Interface dataset entries:
>>>

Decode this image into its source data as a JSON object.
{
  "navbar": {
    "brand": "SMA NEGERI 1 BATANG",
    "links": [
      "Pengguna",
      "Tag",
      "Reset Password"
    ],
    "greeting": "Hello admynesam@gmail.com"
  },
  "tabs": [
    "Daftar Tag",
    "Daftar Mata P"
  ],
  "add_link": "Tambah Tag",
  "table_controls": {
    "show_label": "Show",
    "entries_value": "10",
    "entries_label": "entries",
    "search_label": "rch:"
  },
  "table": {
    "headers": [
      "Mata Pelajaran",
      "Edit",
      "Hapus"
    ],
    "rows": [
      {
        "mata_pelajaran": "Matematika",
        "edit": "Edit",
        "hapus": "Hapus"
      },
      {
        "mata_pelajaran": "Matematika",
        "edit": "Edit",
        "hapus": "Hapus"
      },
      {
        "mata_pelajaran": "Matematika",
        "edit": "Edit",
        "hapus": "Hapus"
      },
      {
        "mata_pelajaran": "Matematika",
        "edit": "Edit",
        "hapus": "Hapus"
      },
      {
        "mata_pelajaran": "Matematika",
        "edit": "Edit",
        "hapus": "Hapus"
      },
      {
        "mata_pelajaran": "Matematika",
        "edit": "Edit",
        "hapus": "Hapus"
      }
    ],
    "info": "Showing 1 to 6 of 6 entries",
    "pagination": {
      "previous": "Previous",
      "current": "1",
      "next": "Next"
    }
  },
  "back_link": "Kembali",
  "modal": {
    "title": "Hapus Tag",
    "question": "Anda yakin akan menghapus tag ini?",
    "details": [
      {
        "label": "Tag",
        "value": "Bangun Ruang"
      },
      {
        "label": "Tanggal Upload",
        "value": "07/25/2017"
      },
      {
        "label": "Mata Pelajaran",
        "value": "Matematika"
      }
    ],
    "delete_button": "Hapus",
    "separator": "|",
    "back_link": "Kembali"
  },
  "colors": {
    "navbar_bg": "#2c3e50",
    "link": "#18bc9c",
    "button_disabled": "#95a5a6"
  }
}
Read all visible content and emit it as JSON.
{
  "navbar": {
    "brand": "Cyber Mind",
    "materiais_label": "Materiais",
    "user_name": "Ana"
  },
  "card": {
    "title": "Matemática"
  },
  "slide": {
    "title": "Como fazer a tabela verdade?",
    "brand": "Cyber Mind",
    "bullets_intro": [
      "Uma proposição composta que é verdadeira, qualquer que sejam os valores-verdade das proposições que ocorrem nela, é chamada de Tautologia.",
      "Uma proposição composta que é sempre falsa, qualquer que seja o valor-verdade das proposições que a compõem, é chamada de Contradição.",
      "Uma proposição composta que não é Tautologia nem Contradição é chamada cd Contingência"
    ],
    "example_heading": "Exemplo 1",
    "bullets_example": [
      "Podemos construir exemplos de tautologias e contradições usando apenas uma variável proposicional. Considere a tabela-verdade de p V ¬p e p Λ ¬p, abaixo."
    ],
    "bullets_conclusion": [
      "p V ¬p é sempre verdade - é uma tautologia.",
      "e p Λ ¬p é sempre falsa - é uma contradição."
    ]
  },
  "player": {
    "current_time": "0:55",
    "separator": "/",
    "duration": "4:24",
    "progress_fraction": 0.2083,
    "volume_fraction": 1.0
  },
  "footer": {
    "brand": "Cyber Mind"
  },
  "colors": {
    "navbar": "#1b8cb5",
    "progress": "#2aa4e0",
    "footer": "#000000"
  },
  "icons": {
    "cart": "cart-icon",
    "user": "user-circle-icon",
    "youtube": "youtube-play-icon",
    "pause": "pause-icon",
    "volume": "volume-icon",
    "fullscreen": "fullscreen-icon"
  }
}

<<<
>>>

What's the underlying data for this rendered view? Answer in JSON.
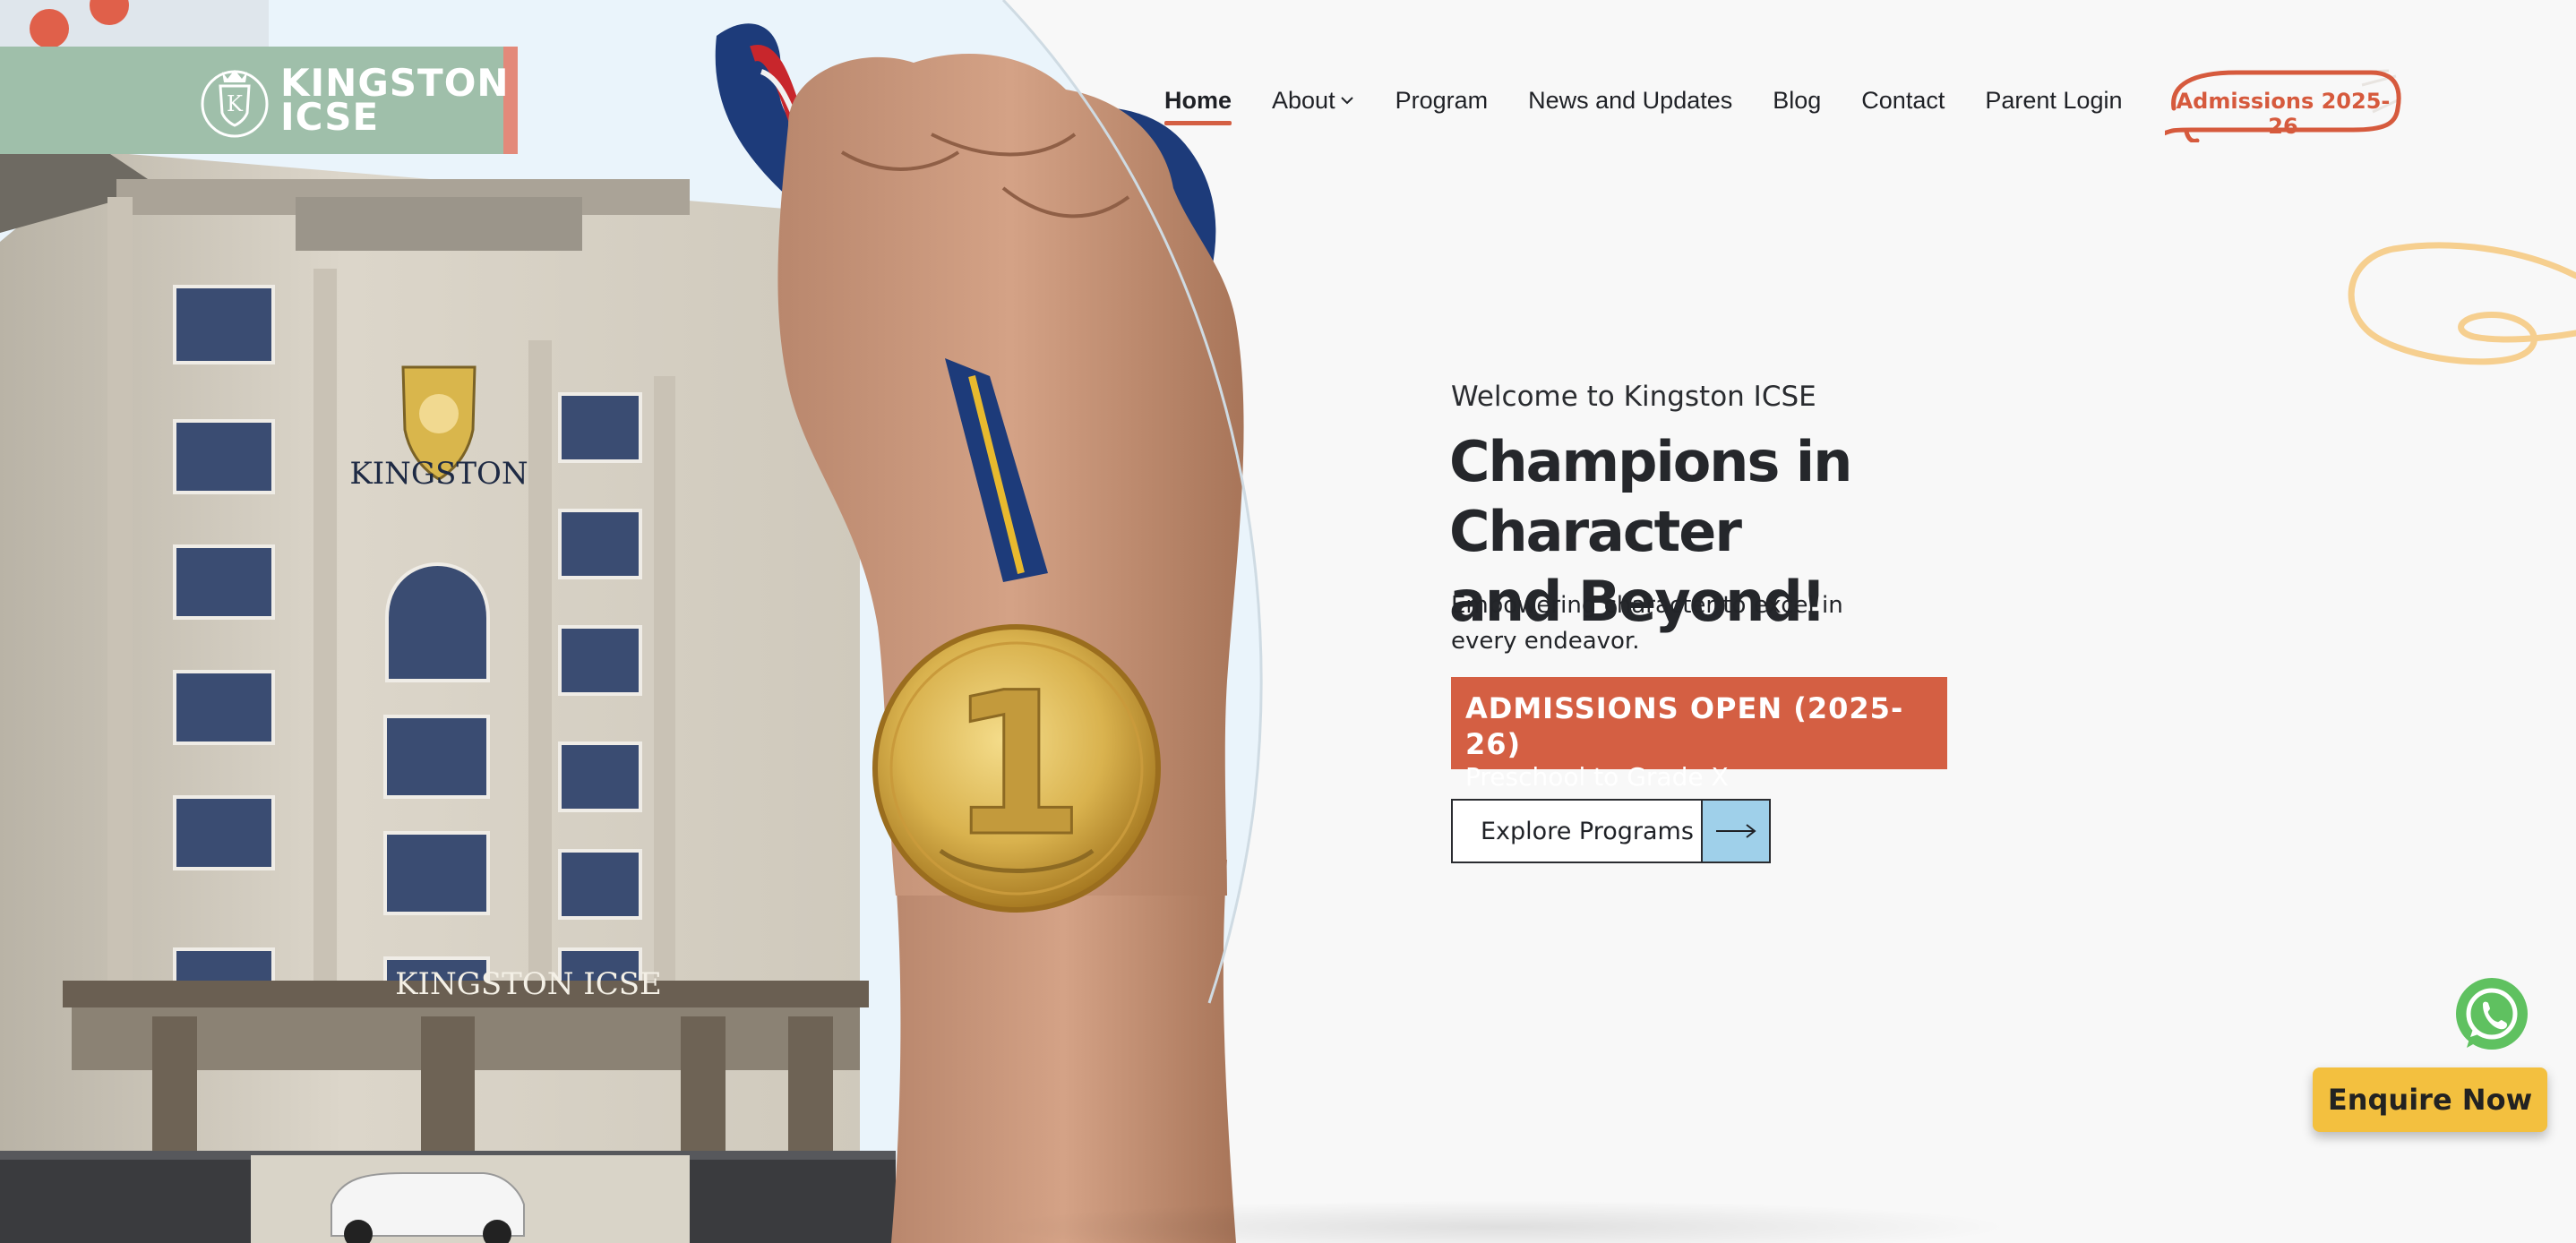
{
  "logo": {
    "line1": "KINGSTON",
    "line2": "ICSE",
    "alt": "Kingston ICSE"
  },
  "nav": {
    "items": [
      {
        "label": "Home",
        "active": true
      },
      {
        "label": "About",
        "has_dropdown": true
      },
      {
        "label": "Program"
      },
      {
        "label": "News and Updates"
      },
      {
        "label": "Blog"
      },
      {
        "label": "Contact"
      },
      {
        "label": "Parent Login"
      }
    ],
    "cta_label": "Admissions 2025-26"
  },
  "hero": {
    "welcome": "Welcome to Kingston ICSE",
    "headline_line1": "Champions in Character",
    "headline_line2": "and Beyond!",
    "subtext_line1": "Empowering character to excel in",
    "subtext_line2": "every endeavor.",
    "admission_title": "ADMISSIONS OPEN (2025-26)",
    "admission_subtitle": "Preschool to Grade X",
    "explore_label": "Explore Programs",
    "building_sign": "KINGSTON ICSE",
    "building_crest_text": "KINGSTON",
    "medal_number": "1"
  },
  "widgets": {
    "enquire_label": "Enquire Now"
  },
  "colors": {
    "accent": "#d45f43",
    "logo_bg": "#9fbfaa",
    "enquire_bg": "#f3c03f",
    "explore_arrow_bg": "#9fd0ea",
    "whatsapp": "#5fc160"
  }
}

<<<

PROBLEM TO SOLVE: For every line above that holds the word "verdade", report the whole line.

YOUR RESPONSE:
    "title": "Como fazer a tabela verdade?",
      "Uma proposição composta que é verdadeira, qualquer que sejam os valores-verdade das proposições que ocorrem nela, é chamada de Tautologia.",
      "Uma proposição composta que é sempre falsa, qualquer que seja o valor-verdade das proposições que a compõem, é chamada de Contradição.",
      "Podemos construir exemplos de tautologias e contradições usando apenas uma variável proposicional. Considere a tabela-verdade de p V ¬p e p Λ ¬p, abaixo."
      "p V ¬p é sempre verdade - é uma tautologia.",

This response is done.